Her most recent book, Before Trans: Three Gender Stories From Nineteenth-Century France (published this year by Stanford University Press), is one of six finalists for the American Library in Paris Book Prize, which will be awarded in a virtual ceremony on Jan. 14. (The other finalists are Bill Buford, Dirt: Adventures in Lyon as a Chef in Training, Father, and Sleuth Looking for the Secret of French Cooking (Alfred A. Knopf US / Jonathan Cape UK); James Gardner, The Louvre: The Many Lives of the World’s Most Famous Museum  (Atlantic Monthly Press); Caitlin Horrocks, The Vexations: A Novel (Little, Brown and Company); Maggie Paxson, The Plateau (Riverhead Books); and Maurice Samuels, The Betrayal of the Duchess: The Scandal That Unmade the Bourbon Monarchy and Made France Modern (Basic Books).) Dr. Mesch will deliver a virtual talk at the American Library on Jan. 12.

She has also done extensive promotion of Before Trans. Among the many venues where she has spoken are the Cambridge (UK) 19th-Century French Seminar; Pamela Druckerman’s Pandemonium U; the France-Stanford Center for Interdisciplinary Studies at Stanford University; and the Nineteenth-Century French Studies Association. She also recorded two podcasts about the book for New Books in French Studies and the French History Podcast.
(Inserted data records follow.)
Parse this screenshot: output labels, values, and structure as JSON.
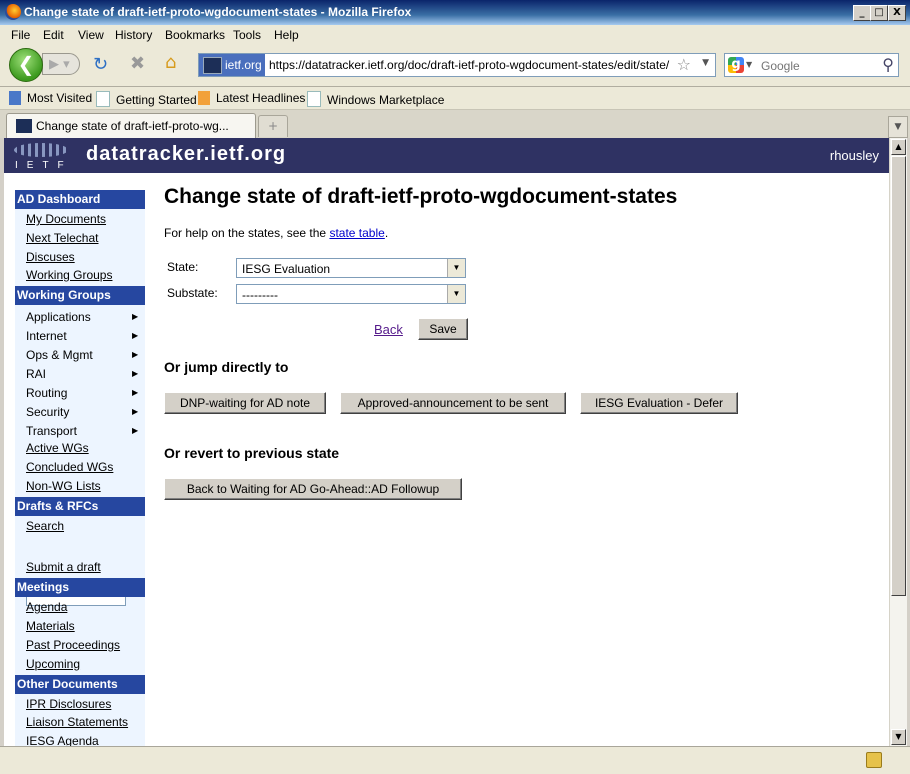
{
  "window": {
    "title": "Change state of draft-ietf-proto-wgdocument-states - Mozilla Firefox",
    "minimize": "_",
    "maximize": "□",
    "close": "X"
  },
  "menu": [
    "File",
    "Edit",
    "View",
    "History",
    "Bookmarks",
    "Tools",
    "Help"
  ],
  "nav": {
    "site_identity": "ietf.org",
    "url": "https://datatracker.ietf.org/doc/draft-ietf-proto-wgdocument-states/edit/state/",
    "search_placeholder": "Google"
  },
  "bookmarks": [
    "Most Visited",
    "Getting Started",
    "Latest Headlines",
    "Windows Marketplace"
  ],
  "tabs": [
    {
      "label": "Change state of draft-ietf-proto-wg..."
    }
  ],
  "banner": {
    "logo_text": "IETF",
    "site": "datatracker.ietf.org",
    "user": "rhousley"
  },
  "leftmenu": {
    "ad_dashboard": {
      "header": "AD Dashboard",
      "links": [
        "My Documents",
        "Next Telechat",
        "Discuses",
        "Working Groups"
      ]
    },
    "working_groups": {
      "header": "Working Groups",
      "areas": [
        "Applications",
        "Internet",
        "Ops & Mgmt",
        "RAI",
        "Routing",
        "Security",
        "Transport"
      ],
      "links": [
        "Active WGs",
        "Concluded WGs",
        "Non-WG Lists"
      ]
    },
    "drafts": {
      "header": "Drafts & RFCs",
      "search_link": "Search",
      "submit_link": "Submit a draft"
    },
    "meetings": {
      "header": "Meetings",
      "links": [
        "Agenda",
        "Materials",
        "Past Proceedings",
        "Upcoming"
      ]
    },
    "other": {
      "header": "Other Documents",
      "links": [
        "IPR Disclosures",
        "Liaison Statements",
        "IESG Agenda"
      ]
    }
  },
  "main": {
    "title": "Change state of draft-ietf-proto-wgdocument-states",
    "help_prefix": "For help on the states, see the ",
    "help_link": "state table",
    "help_suffix": ".",
    "state_label": "State:",
    "state_value": "IESG Evaluation",
    "substate_label": "Substate:",
    "substate_value": "---------",
    "back_label": "Back",
    "save_label": "Save",
    "jump_heading": "Or jump directly to",
    "jump_buttons": [
      "DNP-waiting for AD note",
      "Approved-announcement to be sent",
      "IESG Evaluation - Defer"
    ],
    "revert_heading": "Or revert to previous state",
    "revert_button": "Back to Waiting for AD Go-Ahead::AD Followup"
  }
}
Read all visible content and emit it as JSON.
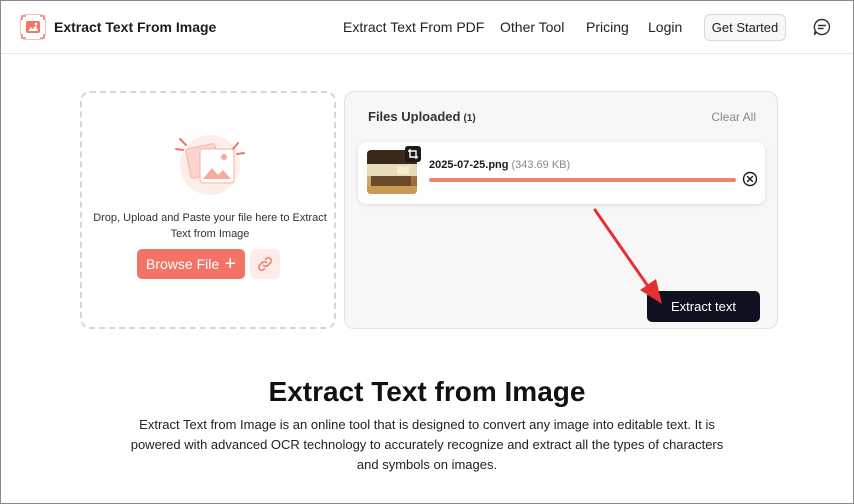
{
  "header": {
    "brand": "Extract Text From Image",
    "nav": [
      "Extract Text From PDF",
      "Other Tool",
      "Pricing",
      "Login"
    ],
    "get_started": "Get Started"
  },
  "upload": {
    "instructions": "Drop, Upload and Paste your file here to Extract Text from Image",
    "browse_label": "Browse File",
    "browse_plus": "+"
  },
  "files": {
    "title": "Files Uploaded",
    "count": "(1)",
    "clear_all": "Clear All",
    "items": [
      {
        "name": "2025-07-25.png",
        "size": "(343.69 KB)",
        "progress": 1.0
      }
    ],
    "extract_button": "Extract text"
  },
  "main": {
    "title": "Extract Text from Image",
    "description": "Extract Text from Image is an online tool that is designed to convert any image into editable text. It is powered with advanced OCR technology to accurately recognize and extract all the types of characters and symbols on images."
  },
  "colors": {
    "accent": "#f37366",
    "dark_button": "#0f1020",
    "annotation_arrow": "#e53030"
  }
}
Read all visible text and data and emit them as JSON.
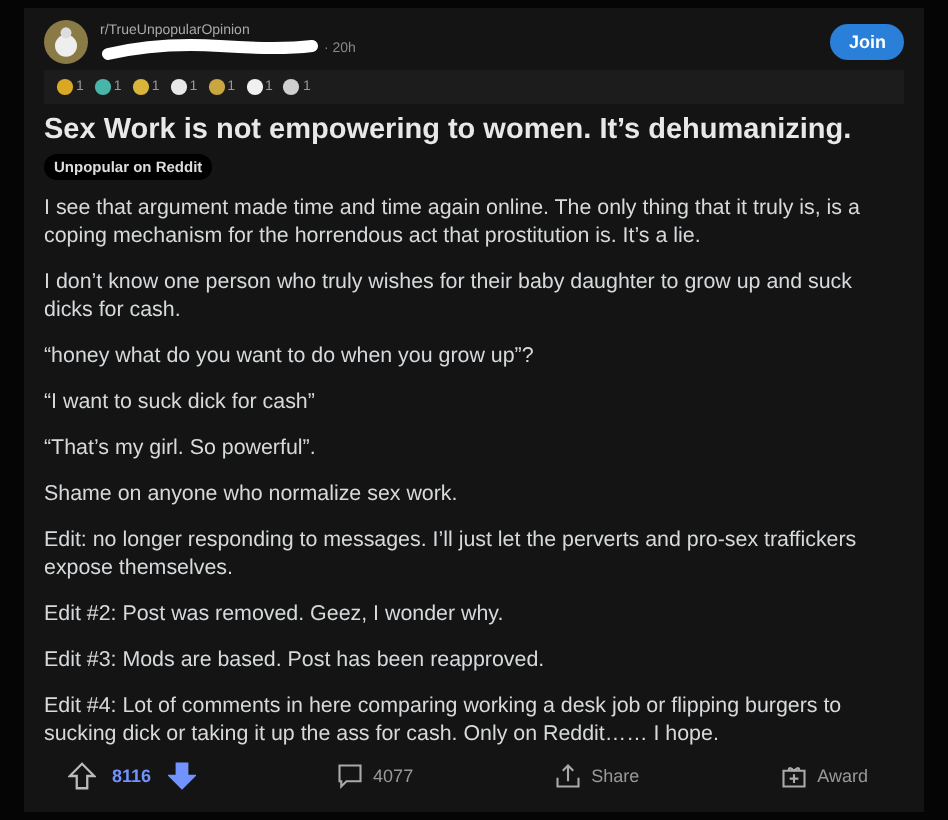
{
  "post": {
    "subreddit": "r/TrueUnpopularOpinion",
    "time": "· 20h",
    "username_redacted": true,
    "join": "Join",
    "awards": [
      {
        "count": "1",
        "color": "#d9a923"
      },
      {
        "count": "1",
        "color": "#48b5a8"
      },
      {
        "count": "1",
        "color": "#d9b53a"
      },
      {
        "count": "1",
        "color": "#e8e8e8"
      },
      {
        "count": "1",
        "color": "#c9a640"
      },
      {
        "count": "1",
        "color": "#f0f0f0"
      },
      {
        "count": "1",
        "color": "#cfcfcf"
      }
    ],
    "title": "Sex Work is not empowering to women. It’s dehumanizing.",
    "flair": "Unpopular on Reddit",
    "paragraphs": [
      "I see that argument made time and time again online. The only thing that it truly is, is a coping mechanism for the horrendous act that prostitution is. It’s a lie.",
      "I don’t know one person who truly wishes for their baby daughter to grow up and suck dicks for cash.",
      "“honey what do you want to do when you grow up”?",
      "“I want to suck dick for cash”",
      "“That’s my girl. So powerful”.",
      "Shame on anyone who normalize sex work.",
      "Edit: no longer responding to messages. I’ll just let the perverts and pro-sex traffickers expose themselves.",
      "Edit #2: Post was removed. Geez, I wonder why.",
      "Edit #3: Mods are based. Post has been reapproved.",
      "Edit #4: Lot of comments in here comparing working a desk job or flipping burgers to sucking dick or taking it up the ass for cash. Only on Reddit…… I hope."
    ],
    "score": "8116",
    "upvoted": false,
    "downvoted": true,
    "comments": "4077",
    "share": "Share",
    "award": "Award"
  }
}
With two colleagues, Dr. Masha Belenky (George Washington University) and Dr. Susan McCready (the University of Alabama), Dr. Mesch created a virtual book series for the Nineteenth-Century French Studies Association (NCFS). Called NCFS in Captivity, it presented five events in the fall, with between 100-200 participants each time, with six more scheduled for the spring. Recordings of the events are posted on H-France Salon, described as “a multimedia journal of French Studies in its broadest sense, encompassing history, literature, cinema, art history, theory, and culture.”